Tuesday, January 27, 2015

Relationship Building

This is my sixth blog in a series on supporting a loved-one who is ensnared in a destructive life choice. Some of my direction and advice is geared specifically to those who are Jehovah's Witnesses, but I hope my information is generic enough to fit your situation.

Relationship Building is one of several strategies you can use to get through to your partner. With this strategy, you know you don’t like the way things are, but you have no idea how to approach your partner. Communication about spiritual and religious things just doesn’t happen. Communication can break down in regular marriages, say, during the child-raising years where couples are busy with domestics and work, and communication may deteriorate into a series of demands. “Did you take the garbage out?, Have you paid the utility bill yet?” Sometimes your partner will be closed-mouthed about his religious involvement, perhaps joining or rejoining behind your back. Or perhaps you are the one who has left the formerly destructive lifestyle and in alarm, your partner retreated further in.

Your first job is to bring the relationship back to a place where there is open, heart-to-heart communication, so that waking-up strategies will have some impact. You might need the help of a counselor to work out the communication barriers that are in your marriage.

Get one of Steve Hassan’s books, and learn to distinguish between the cult personality and the natural personality. Once you are alerted to the difference, the change is visible in your partner's stance and demeanor. Your goal is to keep the cultist calm and unthreatened, and the natural person revived and thinking. Give neutral responses to the cultist, and engaging questions to the natural person.

Complete the family member evaluation form offered on Steve Hassan's website. You don’t need to submit it or send any fees, but the exercise itself will give you insights into your partner.

Ask open-ended questions, asking your partner how she thinks or feels about something. Make sure it is not a yes/no type of question.

Get to know the extended family for clues on how your natural partner is used to relating. My husband was not raised as a witness, so it was a revelation to see how his family related to each other. I found out that Art was mercilessly teased by his brothers and sisters, and he likes it! That sort of gentle teasing is to him a sign of love and attention. I now use humor with him to pass on the real message, and to defuse tense situations. It's the fastest way I have to re-engage his natural personality.

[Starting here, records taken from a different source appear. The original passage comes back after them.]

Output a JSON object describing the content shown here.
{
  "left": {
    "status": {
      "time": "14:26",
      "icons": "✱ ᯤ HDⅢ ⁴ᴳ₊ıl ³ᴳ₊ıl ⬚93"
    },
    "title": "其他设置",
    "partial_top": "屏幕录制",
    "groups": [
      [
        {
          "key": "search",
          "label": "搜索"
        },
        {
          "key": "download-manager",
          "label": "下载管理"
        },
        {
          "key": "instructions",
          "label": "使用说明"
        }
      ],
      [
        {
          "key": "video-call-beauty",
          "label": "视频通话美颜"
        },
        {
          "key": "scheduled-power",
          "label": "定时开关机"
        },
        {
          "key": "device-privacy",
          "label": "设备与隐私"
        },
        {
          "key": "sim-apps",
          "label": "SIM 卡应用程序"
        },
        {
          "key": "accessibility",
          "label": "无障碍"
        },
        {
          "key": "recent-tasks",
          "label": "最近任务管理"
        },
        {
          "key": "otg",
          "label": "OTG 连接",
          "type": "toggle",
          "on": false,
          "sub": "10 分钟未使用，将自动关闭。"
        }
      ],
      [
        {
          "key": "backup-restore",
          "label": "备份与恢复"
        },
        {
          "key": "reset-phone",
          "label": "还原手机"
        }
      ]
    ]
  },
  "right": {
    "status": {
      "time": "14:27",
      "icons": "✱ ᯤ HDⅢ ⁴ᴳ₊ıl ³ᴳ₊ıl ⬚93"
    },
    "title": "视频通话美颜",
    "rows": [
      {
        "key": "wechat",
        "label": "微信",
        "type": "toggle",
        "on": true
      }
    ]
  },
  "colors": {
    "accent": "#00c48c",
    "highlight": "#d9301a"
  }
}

I encouraged a young man facing rejection by his cultist parents to follow a similar strategy and ask his mother about her childhood. Before he started this exercise he was convinced his mother had no natural personality at all and was completely immersed in the cultist persona. While asking her about her difficult childhood, he found out that a non-cultist aunt had been an important influence in his mother's life. From that conversation he encouraged his mother to seek out that aunt and thank her for her efforts.

If your partner has been engaging behind your back, ask to sit in as long as the activity is not illegal or harmful. This might involve attending a sales presentation, a study session or a meeting.  Afterwards, if asked what it was like, start with neutral responses; you want your cultist calm. I think it is critical that couples come to a sense of unity and partnership. This can’t happen if your partner has this side-pocket of secrecy. As dreadful as it might be, insert yourself as an “interested observer”.  Even though it seems as if our loved-ones get drawn in to these situations by some sort of sinister influence, be assured that anyone with a healthy dose of skepticism can resist their charms.

Study the Ladder of Inference (link below) and learn to recognize when misunderstanding is climbing up the ladder. Use respectful inquiry to help your partner make their thought processes visible. Have they climbed the ladder? Use open and non-judgmental questions that do not exhibit any bias, to help you and your partner climb back down.

There are two principles of effective communication in Covey’s “Seven Habits of Highly Effective People”. Principle 5 is “Seek first to understand, then to be understood.” People simply won’t listen if they don’t feel they have been heard. Reflect back to your partner, rephrasing what they have said, to show that you have been listening. When you have confirmed that you understand him and before he walks away, ask for a few more moments to talk about what you need. The fourth principle is “Win-win”. You have not reached perfect understanding until your needs are met too. Look for solutions that take care of both.


Family Member Evaluation Form - Freedom of Mind by Steve Hassan
books by Steve Hassan
The 7 Habits of Highly Effective People (book) by Stephen R Covey
Ladder of Inference by Chris Argyris
Five ways to listen better (video) by Julian Treasure

Topics Covered

Help, I am in love with a....
Decision - Leave or Stay
Decision - Pick Your Strategy
Domestic Detente
Waking Up Strategies
Relationship Building
Positive Influence
Negotiating With Hostiles